As I peel the fruit, I place the rings in a bowl containing a solution made from about a half-cup or so of lemon juice and about two to four cups water. This acid bath prevents the apples from turning brown as they dry. I have also heard of some folks dipping the apple rings in plain 7-Up or Sprite for the same purpose.
After dipping the apples, I drain them in a plastic colander and arrange them on the dryer trays. Let them dry to a chewy leathery consistency and they are ready to store. We have found that the 10 trays full of freshly dried apples fills up a one-gallon zip-top plastic bag. After bagging, they are stored in the freezer. They make great snacks for work, camping, hiking, or TV-munching. They make a really good apple pie as well.
Vegetables are similarly easy to dry, usually requiring a simple steaming prior to going into the dryer. My wife has also used the dryer to dry sprays of flowers such as baby’s breath, statice, and globe amaranth for use in dried bouquets and wreaths. It worked quite well for that, too, as she prepared those items for sale. Herbs can also be dried in the dehydrator.
For more information
- Making the Best of Basics by James Stevens. Great section devoted to food drying. Available from BHM.
- W. W. Grainger, Inc. Visit their website at www.grainger.com to browse their online catalog. Or write them at 100 Grainger Pkwy., Lake Forest, IL 60045.
- Excalibur Food Dryers, 6083 Power Inn Rd., Sacramento, CA 95824. Tel.: 916-381-4254. They make high quality food dehydrators and trays.

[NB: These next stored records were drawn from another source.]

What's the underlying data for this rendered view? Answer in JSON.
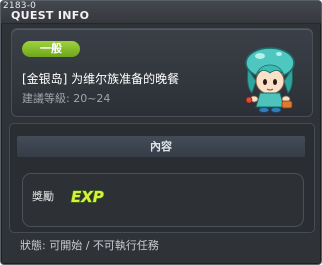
{
  "window": {
    "id_label": "2183-0",
    "title": "QUEST INFO"
  },
  "quest": {
    "category": "一般",
    "name": "[金银岛] 为维尔族准备的晚餐",
    "recommended_level": "建議等級: 20~24",
    "npc_icon": "mushroom-girl-npc"
  },
  "content": {
    "section_title": "內容",
    "reward_label": "獎勵",
    "reward_icon": "exp-icon",
    "reward_icon_text": "EXP"
  },
  "status": {
    "text": "狀態: 可開始 / 不可執行任務"
  },
  "colors": {
    "badge_green": "#7fb726",
    "panel_bg": "#2f3237",
    "exp_yellow": "#d8f23a"
  }
}
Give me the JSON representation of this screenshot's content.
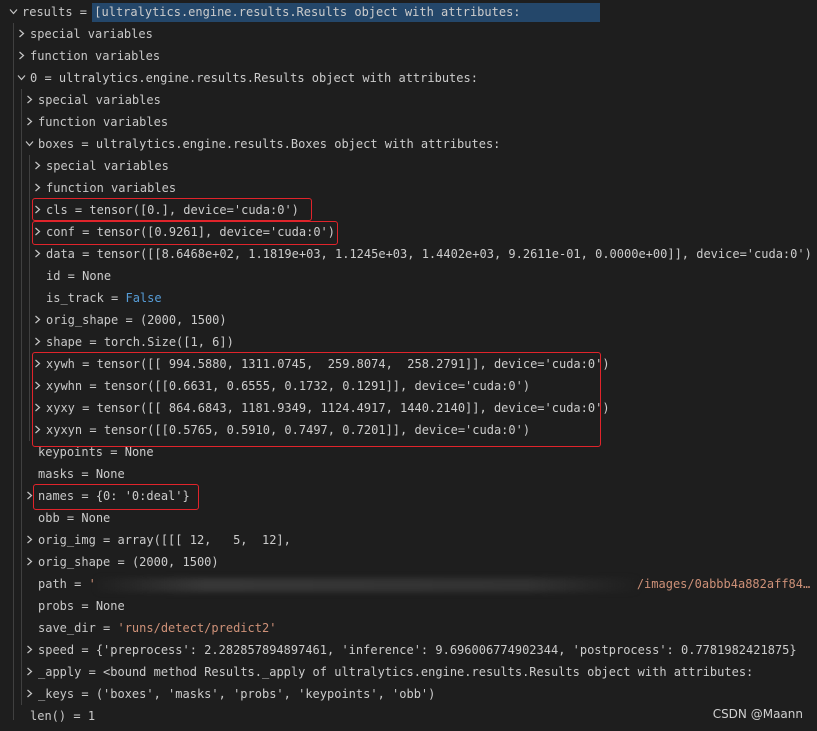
{
  "tree": [
    {
      "key": "results",
      "eq": " = ",
      "val": "[ultralytics.engine.results.Results object with attributes:",
      "chev": "down",
      "indent": 0
    },
    {
      "key": "special variables",
      "chev": "right",
      "indent": 1
    },
    {
      "key": "function variables",
      "chev": "right",
      "indent": 1
    },
    {
      "key": "0",
      "eq": " = ",
      "val": "ultralytics.engine.results.Results object with attributes:",
      "chev": "down",
      "indent": 1
    },
    {
      "key": "special variables",
      "chev": "right",
      "indent": 2
    },
    {
      "key": "function variables",
      "chev": "right",
      "indent": 2
    },
    {
      "key": "boxes",
      "eq": " = ",
      "val": "ultralytics.engine.results.Boxes object with attributes:",
      "chev": "down",
      "indent": 2
    },
    {
      "key": "special variables",
      "chev": "right",
      "indent": 3
    },
    {
      "key": "function variables",
      "chev": "right",
      "indent": 3
    },
    {
      "key": "cls",
      "eq": " = ",
      "val": "tensor([0.], device='cuda:0')",
      "chev": "right",
      "indent": 3
    },
    {
      "key": "conf",
      "eq": " = ",
      "val": "tensor([0.9261], device='cuda:0')",
      "chev": "right",
      "indent": 3
    },
    {
      "key": "data",
      "eq": " = ",
      "val": "tensor([[8.6468e+02, 1.1819e+03, 1.1245e+03, 1.4402e+03, 9.2611e-01, 0.0000e+00]], device='cuda:0')",
      "chev": "right",
      "indent": 3
    },
    {
      "key": "id",
      "eq": " = ",
      "val": "None",
      "chev": "none",
      "indent": 3
    },
    {
      "key": "is_track",
      "eq": " = ",
      "val": "False",
      "valclass": "kw",
      "chev": "none",
      "indent": 3
    },
    {
      "key": "orig_shape",
      "eq": " = ",
      "val": "(2000, 1500)",
      "chev": "right",
      "indent": 3
    },
    {
      "key": "shape",
      "eq": " = ",
      "val": "torch.Size([1, 6])",
      "chev": "right",
      "indent": 3
    },
    {
      "key": "xywh",
      "eq": " = ",
      "val": "tensor([[ 994.5880, 1311.0745,  259.8074,  258.2791]], device='cuda:0')",
      "chev": "right",
      "indent": 3
    },
    {
      "key": "xywhn",
      "eq": " = ",
      "val": "tensor([[0.6631, 0.6555, 0.1732, 0.1291]], device='cuda:0')",
      "chev": "right",
      "indent": 3
    },
    {
      "key": "xyxy",
      "eq": " = ",
      "val": "tensor([[ 864.6843, 1181.9349, 1124.4917, 1440.2140]], device='cuda:0')",
      "chev": "right",
      "indent": 3
    },
    {
      "key": "xyxyn",
      "eq": " = ",
      "val": "tensor([[0.5765, 0.5910, 0.7497, 0.7201]], device='cuda:0')",
      "chev": "right",
      "indent": 3
    },
    {
      "key": "keypoints",
      "eq": " = ",
      "val": "None",
      "chev": "none",
      "indent": 2
    },
    {
      "key": "masks",
      "eq": " = ",
      "val": "None",
      "chev": "none",
      "indent": 2
    },
    {
      "key": "names",
      "eq": " = ",
      "val": "{0: '0:deal'}",
      "chev": "right",
      "indent": 2
    },
    {
      "key": "obb",
      "eq": " = ",
      "val": "None",
      "chev": "none",
      "indent": 2
    },
    {
      "key": "orig_img",
      "eq": " = ",
      "val": "array([[[ 12,   5,  12],",
      "chev": "right",
      "indent": 2
    },
    {
      "key": "orig_shape",
      "eq": " = ",
      "val": "(2000, 1500)",
      "chev": "right",
      "indent": 2
    },
    {
      "key": "path",
      "eq": " = ",
      "val": "'",
      "val2": "/images/0abbb4a882aff84…",
      "valclass": "str",
      "chev": "none",
      "indent": 2
    },
    {
      "key": "probs",
      "eq": " = ",
      "val": "None",
      "chev": "none",
      "indent": 2
    },
    {
      "key": "save_dir",
      "eq": " = ",
      "val": "'runs/detect/predict2'",
      "valclass": "str",
      "chev": "none",
      "indent": 2
    },
    {
      "key": "speed",
      "eq": " = ",
      "val": "{'preprocess': 2.282857894897461, 'inference': 9.696006774902344, 'postprocess': 0.7781982421875}",
      "chev": "right",
      "indent": 2
    },
    {
      "key": "_apply",
      "eq": " = ",
      "val": "<bound method Results._apply of ultralytics.engine.results.Results object with attributes:",
      "chev": "right",
      "indent": 2
    },
    {
      "key": "_keys",
      "eq": " = ",
      "val": "('boxes', 'masks', 'probs', 'keypoints', 'obb')",
      "chev": "right",
      "indent": 2
    },
    {
      "key": "len()",
      "eq": " = ",
      "val": "1",
      "chev": "none",
      "indent": 1
    }
  ],
  "watermark": "CSDN @Maann",
  "colors": {
    "highlight_box": "#e0242b",
    "selection": "#264f78",
    "keyword": "#569cd6",
    "string": "#ce9178"
  }
}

- Back To Basics Products, 11660 S. State St., Draper, UT 84020. Website: www.backtobasicsproducts.com.